Cutting plant Bowland Foods Ltd has received an increased fine of £62,000, three months after it was fined £35,400. It was also ordered to pay prosecution costs of £9,384 for failing to ensure the removal of specific animal parts before they entered the food chain.
A Food Standards Agency (FSA) unannounced inspection at Bowland Foods found the plant had consigned meat without “specified risk material” being removed.
Inspectors found carcases and records which showed the business had not removed the material from animals over 30 months old.
Appealed the fine
While the business accepted it was guilty of the offences, it appealed the size of the fine initially received.

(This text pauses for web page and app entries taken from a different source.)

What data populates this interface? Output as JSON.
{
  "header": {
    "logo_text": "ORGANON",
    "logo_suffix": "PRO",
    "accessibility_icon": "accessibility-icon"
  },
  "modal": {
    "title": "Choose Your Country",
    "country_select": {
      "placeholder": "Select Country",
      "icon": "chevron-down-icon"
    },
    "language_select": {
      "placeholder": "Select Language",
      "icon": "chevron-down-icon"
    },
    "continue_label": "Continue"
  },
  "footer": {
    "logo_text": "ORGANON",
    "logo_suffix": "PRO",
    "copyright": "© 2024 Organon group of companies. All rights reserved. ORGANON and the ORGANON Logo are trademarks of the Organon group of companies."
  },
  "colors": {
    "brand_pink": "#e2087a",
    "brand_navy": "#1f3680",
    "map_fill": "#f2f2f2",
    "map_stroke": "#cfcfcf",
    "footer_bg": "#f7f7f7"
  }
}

The appeal was dismissed at a hearing at Preston Crown Court last week (15 August) and the sentence increased significantly after the level of seriousness was considered to have been set too low.
Claims made by Bowland that the prosecution was an abuse of process by the FSA also factored into the judge’s decision, which he called “an unbridled attack on every aspect of the FSA investigation and preparation of the case for trial”.
The fine was increased from £35,400 to £60,000 with the full additional costs of £2,319.27 awarded to the FSA, to be added to the costs awarded in the lower court.
Reduced credit for guilty plea
As part of the increased fine, the judge reduced the credit Bowland Foods had received for their early guilty plea as a result of the abuse of process arguments it made.
Martin Evans, head of field operations at the FSA said: “This significantly increased fine further underlines just how seriously breaches of public health regulations are taken by ourselves and the courts.
“It is vitally important for consumers and the wider industry that regulations such these are followed and that public health is protected.”
Removing specified bodies parts from animal carcasses
The Transmissible Spongiform Encephalopathies (England) Regulations 2010 require correct removal and disposal of specific parts of animals before they enter the food chain to reduce risk from brain diseases that cattle, sheep and goats are vulnerable to.
The most widely recognised of these diseases is BSE in cattle – referred to as ‘mad cow disease’ – which has been linked to human diseases such as Creutzfeldt-Jakob disease.